*The problem:* Copy each line of the records that includes "text".

....

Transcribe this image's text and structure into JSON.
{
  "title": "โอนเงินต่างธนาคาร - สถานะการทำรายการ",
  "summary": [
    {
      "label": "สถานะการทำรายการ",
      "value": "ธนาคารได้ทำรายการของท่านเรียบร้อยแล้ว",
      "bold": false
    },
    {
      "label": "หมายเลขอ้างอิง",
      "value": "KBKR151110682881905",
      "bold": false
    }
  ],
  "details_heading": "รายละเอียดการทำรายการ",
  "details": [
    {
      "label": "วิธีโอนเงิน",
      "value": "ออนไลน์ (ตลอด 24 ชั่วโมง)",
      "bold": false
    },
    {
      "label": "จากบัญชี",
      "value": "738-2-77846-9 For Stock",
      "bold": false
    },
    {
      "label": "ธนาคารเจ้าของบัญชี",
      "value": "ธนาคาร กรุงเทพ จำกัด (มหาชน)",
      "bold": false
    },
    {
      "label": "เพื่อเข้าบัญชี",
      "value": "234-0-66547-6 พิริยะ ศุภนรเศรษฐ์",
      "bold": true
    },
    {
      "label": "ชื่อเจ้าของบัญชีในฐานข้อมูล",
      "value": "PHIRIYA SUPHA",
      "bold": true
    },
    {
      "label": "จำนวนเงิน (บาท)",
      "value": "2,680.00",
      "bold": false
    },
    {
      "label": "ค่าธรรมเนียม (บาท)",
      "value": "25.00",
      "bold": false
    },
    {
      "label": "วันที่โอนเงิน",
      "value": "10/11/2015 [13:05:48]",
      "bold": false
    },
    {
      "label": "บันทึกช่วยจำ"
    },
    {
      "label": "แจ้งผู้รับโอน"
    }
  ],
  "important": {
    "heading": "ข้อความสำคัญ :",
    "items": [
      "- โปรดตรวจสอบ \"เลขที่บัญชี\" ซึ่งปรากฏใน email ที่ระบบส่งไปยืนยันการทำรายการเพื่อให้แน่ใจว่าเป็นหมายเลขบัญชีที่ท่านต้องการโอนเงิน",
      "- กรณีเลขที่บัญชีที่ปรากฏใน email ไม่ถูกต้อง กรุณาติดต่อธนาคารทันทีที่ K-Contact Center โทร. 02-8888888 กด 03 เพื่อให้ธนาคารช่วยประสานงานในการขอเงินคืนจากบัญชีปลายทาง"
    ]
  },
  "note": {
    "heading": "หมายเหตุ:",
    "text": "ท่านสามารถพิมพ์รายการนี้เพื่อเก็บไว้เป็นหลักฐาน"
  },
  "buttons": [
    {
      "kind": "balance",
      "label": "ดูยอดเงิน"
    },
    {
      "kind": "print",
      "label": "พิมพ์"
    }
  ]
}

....

*Response to this task:*
Transcribe this image's text and structure into JSON.
    "text": "ท่านสามารถพิมพ์รายการนี้เพื่อเก็บไว้เป็นหลักฐาน"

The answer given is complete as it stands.